Element data from apps and pages:
# # # #

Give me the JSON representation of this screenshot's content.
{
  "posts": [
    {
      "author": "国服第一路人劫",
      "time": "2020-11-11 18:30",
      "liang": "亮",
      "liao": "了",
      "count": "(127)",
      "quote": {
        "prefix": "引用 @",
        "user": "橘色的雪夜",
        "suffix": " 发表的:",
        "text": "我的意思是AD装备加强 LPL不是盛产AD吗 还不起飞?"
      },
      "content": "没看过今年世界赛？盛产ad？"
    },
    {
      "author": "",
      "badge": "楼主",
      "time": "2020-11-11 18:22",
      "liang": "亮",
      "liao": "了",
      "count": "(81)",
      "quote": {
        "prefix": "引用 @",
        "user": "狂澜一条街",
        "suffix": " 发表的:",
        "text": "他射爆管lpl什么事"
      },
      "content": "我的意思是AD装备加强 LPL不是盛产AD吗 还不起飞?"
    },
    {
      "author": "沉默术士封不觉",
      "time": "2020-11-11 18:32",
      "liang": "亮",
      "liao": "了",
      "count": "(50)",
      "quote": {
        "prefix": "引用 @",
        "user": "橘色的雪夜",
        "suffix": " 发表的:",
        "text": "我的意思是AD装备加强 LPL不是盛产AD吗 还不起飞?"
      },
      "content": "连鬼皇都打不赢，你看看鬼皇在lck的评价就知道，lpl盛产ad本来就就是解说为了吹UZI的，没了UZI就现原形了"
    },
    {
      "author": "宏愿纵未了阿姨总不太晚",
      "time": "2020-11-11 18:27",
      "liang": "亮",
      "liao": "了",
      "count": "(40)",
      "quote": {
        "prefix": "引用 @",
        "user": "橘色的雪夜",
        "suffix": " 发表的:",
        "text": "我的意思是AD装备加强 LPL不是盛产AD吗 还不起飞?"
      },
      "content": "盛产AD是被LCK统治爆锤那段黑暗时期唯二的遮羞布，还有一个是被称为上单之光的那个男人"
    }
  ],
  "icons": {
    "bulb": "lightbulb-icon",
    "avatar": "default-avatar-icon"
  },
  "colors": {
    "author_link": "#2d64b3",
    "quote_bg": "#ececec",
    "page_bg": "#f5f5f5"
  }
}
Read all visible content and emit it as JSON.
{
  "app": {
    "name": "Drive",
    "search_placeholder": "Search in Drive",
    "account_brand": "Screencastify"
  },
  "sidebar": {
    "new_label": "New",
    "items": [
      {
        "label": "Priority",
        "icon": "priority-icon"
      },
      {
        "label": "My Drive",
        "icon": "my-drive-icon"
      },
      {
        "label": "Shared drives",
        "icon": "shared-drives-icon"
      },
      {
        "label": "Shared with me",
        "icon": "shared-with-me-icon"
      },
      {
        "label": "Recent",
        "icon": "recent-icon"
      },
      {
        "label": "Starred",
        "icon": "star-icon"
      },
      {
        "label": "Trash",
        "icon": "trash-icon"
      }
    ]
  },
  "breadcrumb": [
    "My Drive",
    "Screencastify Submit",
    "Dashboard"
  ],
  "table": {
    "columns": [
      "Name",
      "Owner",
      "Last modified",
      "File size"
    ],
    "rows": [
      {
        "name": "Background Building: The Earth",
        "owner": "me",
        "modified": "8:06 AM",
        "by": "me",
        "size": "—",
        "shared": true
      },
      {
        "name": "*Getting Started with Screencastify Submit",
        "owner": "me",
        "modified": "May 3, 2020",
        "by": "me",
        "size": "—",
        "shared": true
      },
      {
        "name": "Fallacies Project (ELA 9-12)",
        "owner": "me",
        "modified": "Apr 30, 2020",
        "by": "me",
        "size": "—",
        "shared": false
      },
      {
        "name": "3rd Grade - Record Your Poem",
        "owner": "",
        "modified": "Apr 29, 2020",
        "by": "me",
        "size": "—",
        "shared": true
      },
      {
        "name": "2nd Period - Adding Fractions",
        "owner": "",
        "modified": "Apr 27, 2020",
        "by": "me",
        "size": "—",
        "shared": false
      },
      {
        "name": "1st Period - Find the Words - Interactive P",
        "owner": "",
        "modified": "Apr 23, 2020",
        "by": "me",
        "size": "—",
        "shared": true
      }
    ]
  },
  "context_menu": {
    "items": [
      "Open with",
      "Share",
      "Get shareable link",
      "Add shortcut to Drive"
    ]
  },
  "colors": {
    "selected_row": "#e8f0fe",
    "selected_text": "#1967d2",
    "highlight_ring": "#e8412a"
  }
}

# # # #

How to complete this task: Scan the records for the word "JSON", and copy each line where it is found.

Response to the task:
Give me the JSON representation of this screenshot's content.
Read all visible content and emit it as JSON.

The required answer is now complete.